Getting opponents down early has allowed the Buckeyes to coast to the finish line in every game.

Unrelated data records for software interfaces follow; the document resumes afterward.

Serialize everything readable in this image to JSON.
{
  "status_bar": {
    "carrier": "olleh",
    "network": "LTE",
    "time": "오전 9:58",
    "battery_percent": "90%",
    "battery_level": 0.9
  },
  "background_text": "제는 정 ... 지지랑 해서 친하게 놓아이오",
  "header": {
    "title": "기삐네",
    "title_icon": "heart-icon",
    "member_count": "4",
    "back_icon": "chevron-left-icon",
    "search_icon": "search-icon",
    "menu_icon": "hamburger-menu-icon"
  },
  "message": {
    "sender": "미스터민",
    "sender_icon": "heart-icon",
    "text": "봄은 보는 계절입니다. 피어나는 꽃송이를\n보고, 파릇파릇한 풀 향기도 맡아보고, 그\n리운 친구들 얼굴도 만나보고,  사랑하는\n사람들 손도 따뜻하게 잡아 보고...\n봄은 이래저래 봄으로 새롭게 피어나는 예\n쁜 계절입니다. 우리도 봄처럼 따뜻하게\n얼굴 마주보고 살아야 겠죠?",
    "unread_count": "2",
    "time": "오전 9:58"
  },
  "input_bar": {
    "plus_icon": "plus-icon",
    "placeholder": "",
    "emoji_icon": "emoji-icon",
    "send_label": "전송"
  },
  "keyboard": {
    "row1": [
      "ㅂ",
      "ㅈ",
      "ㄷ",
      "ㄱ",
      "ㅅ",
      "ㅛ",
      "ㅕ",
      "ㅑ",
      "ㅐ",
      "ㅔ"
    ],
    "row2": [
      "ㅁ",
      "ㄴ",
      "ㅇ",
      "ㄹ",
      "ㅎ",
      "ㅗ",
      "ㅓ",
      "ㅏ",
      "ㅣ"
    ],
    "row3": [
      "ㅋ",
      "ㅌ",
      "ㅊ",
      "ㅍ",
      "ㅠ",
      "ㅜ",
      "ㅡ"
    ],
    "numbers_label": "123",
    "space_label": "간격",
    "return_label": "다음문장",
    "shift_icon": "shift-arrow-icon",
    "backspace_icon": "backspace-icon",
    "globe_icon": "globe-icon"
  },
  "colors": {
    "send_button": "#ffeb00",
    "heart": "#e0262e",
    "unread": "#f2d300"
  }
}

A member of the Ohio media corps figured that in the 240 minutes of playing time, Ohio State has been ahead by two touchdowns or more for 206 of those minutes.
That leads to the question of how Ohio State will respond in a close game, or when it falls behind for the first time — which could happen as soon as the game Saturday night against the Badgers in Columbus, Ohio.
Naturally, the Buckeyes coaches believe their players will handle that situation when it inevitably comes because they train for it year-round.
“That’s kind of what our program is built around,” wide receivers coach Zach Smith said. “Our program is not built to perform when you’re up by 20. … It’s that competitive moment where you’ve got to either win the game or you lose the game, and that’s what we’ve worked on for 12 months is, who is going to perform when the pressure is on.”
UW has been in only one tight game, losing 32-30 at Arizona State.
Ohio State’s closest game was a 52-34 win at California.
Buckeyes coach Urban Meyer said the way his team competes at practices during the week prepares it for competitive situations in a game.
“I’ve been told Tuesdays are every bit as hard or harder than some game days,” Meyer said. “So that’s kind of the way we do our business around here.
“That is a concern, though, when you get to the fourth quarter. …The way we treated the Cal game was that kind of (fast-paced) offense we were facing, we were in a four-minute mode (eating up the clock), slowed it down and our kids learned how to play the entire game that day.”
The Badgers went back to Everett (Mass.) High School to land an oral commitment from cornerback Lubern Figaro, who was a prep teammate last season of UW freshman cornerback Jakarrie Washington.
Figaro, 6-1, 180 pounds, is rated as a three-star recruit by Scout.com and the No. 49-ranked prospect at his position. His primary recruiter was safeties coach Bill Busch.
Figaro told BadgerNation.com the plan is for him to compete for the strong safety position that will open up next season following the departure of Southward.
“I am physical, can blitz anytime and can do whatever (Busch) tells me to do,” Figaro said.
His other two favorite schools were Michigan State and Syracuse.
UW now has 14 commitments for the 2014 class.
Meyer is 16-0 at Ohio State and hasn’t lost a game since he was the head coach at Florida, dropping a 31-7 decision to Florida State on Nov. 27, 2010.
After so much winning, have Meyer and the Buckeyes forgotten what it’s like to lose?
Actually, Meyer does worry about some of the young players, who don’t know what it is like to have to struggle to get to this point.
“That’s always a concern,” Meyer said. “I try and make it as hard as possible in practice, so they get the feel — to win that many games in a row, that’s not normal. That’s a lot of commitment by a bunch of young players that are buying into what we ask them to do.
“Sometimes, that’s a curse when you have a freshman or a young player comes in and just thinks this is the way it is. It’s not the way it is. It’s something you have to earn. I make sure I remind them of that once in a while.”